Presentation #102.309 in the session Poster Session.
The 2021 Extreme Precision Radial Velocity (EPRV) Working Group’s report, and the more recent 2022 SAG21 findings, emphasizes that stellar activity is a primary hurdle to confirming and characterizing Earth analogs (Earth mass planets orbiting in the habitable zones of Sun-like stars). As such, scientific interest has returned to stellar measurements, with a goal to characterize stellar activity and remove its signature(s) from RV data.
The only star for which we can currently study such activity (and its impact on RVs) in great detail is the Sun, which represents only a small subset of local spectral types. For more distant stars, we can infer the presence of star spots and flares from time series photometry and sometimes produce crude images of the photospheres using methods such as interferometry and Doppler-tomography. Yet this is a far cry from understanding stellar activity in detail across a wide range of stellar types. While numerical tools (e.g. Gaussian processes) can be very helpful, their results can be misleading without a broad foundation of observed stellar variability to compare against.
To address these challenges, we proposed STARSPOT (the STellar Activity Recorder and Spectro-Photometric ObservaTory), a SmallSat submitted to the Explorer standalone Mission of Opportunity call in December 2021. STARSPOT could provide a missing link between Solar and stellar activity studies by collecting high-precision, spectrally and temporally resolved data for a representative set of F-G-K-M dwarf stars. These spectral time series would cover sequential rotation cycles and revisit targets yearly to sample long term magnetic cycles. The goal is to advance our understanding of stellar activity via characterization of specific active region phenomena, which in return could help to break the current 1m/s stellar activity RV barrier and aid in better modeling of the Transit Light Source Effect.
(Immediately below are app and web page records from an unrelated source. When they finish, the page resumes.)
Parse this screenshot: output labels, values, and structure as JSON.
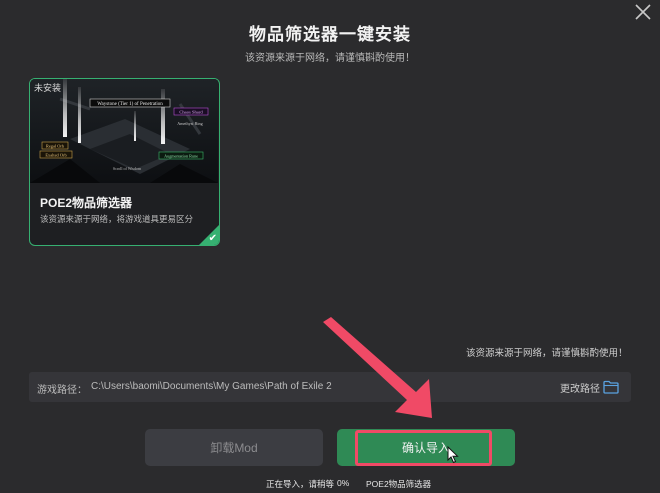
{
  "dialog": {
    "title": "物品筛选器一键安装",
    "subtitle": "该资源来源于网络，请谨慎斟酌使用！"
  },
  "card": {
    "badge": "未安装",
    "title": "POE2物品筛选器",
    "description": "该资源来源于网络，将游戏道具更易区分",
    "image_labels": [
      "Waystone (Tier 1) of Penetration",
      "Chaos Shard",
      "Amethyst Ring",
      "Regal Orb",
      "Exalted Orb",
      "Scroll of Wisdom",
      "Augmentation Rune"
    ]
  },
  "notice": "该资源来源于网络，请谨慎斟酌使用！",
  "path": {
    "label": "游戏路径：",
    "value": "C:\\Users\\baomi\\Documents\\My Games\\Path of Exile 2",
    "change_label": "更改路径"
  },
  "buttons": {
    "uninstall": "卸载Mod",
    "confirm": "确认导入"
  },
  "status": {
    "importing": "正在导入，请稍等",
    "percent": "0%",
    "item": "POE2物品筛选器"
  },
  "colors": {
    "accent": "#36b071",
    "confirm": "#2f8a55",
    "highlight": "#f04a66"
  }
}
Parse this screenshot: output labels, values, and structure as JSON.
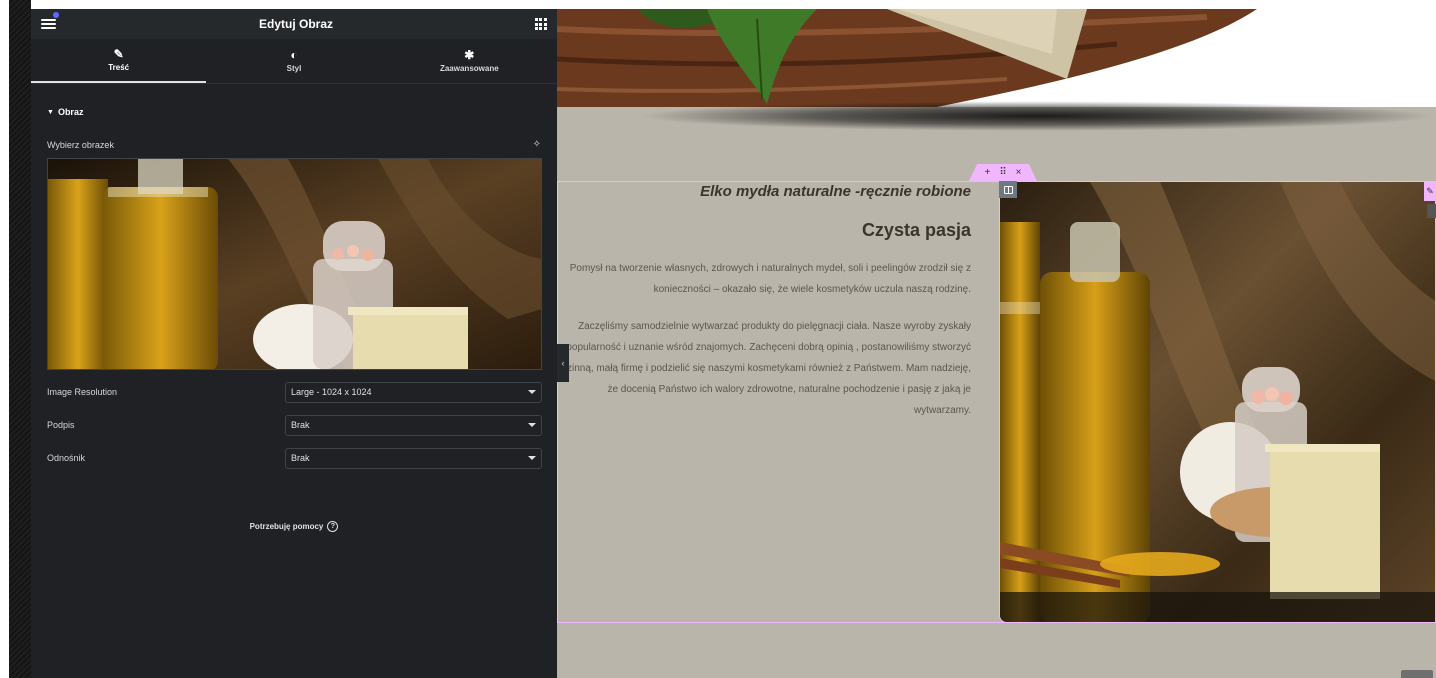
{
  "editor": {
    "title": "Edytuj Obraz",
    "tabs": [
      {
        "label": "Treść",
        "icon": "pencil-icon"
      },
      {
        "label": "Styl",
        "icon": "contrast-icon"
      },
      {
        "label": "Zaawansowane",
        "icon": "gear-icon"
      }
    ],
    "section_title": "Obraz",
    "choose_image_label": "Wybierz obrazek",
    "fields": [
      {
        "label": "Image Resolution",
        "value": "Large - 1024 x 1024"
      },
      {
        "label": "Podpis",
        "value": "Brak"
      },
      {
        "label": "Odnośnik",
        "value": "Brak"
      }
    ],
    "help_label": "Potrzebuję pomocy",
    "colors": {
      "panel_bg": "#1f2124",
      "accent": "#f0b7ff"
    }
  },
  "preview": {
    "subtitle": "Elko mydła naturalne -ręcznie robione",
    "heading": "Czysta pasja",
    "paragraph1": "Pomysł na tworzenie własnych, zdrowych i naturalnych mydeł, soli i peelingów zrodził się z konieczności – okazało się, że wiele kosmetyków uczula naszą rodzinę.",
    "paragraph2": "Zaczęliśmy samodzielnie wytwarzać produkty do pielęgnacji ciała. Nasze wyroby zyskały popularność i uznanie wśród znajomych. Zachęceni dobrą opinią , postanowiliśmy stworzyć rodzinną, małą firmę i podzielić się naszymi kosmetykami również z Państwem. Mam nadzieję, że docenią Państwo ich walory zdrowotne, naturalne pochodzenie i pasję z jaką je wytwarzamy.",
    "section_controls": {
      "add": "+",
      "move": "⠿",
      "close": "×"
    }
  }
}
In the STARSPOT concept, high stability spectroscopy with a passband from NUV to NIR is enabled by a low-noise space platform. A telescope based on free-form optical surfaces provides a large aperture and a large field of view, allowing for simultaneous observations of comparison stars with similar properties. This, and a constant solar reference, enables us to remove remaining systematics, which are already highly suppressed by design.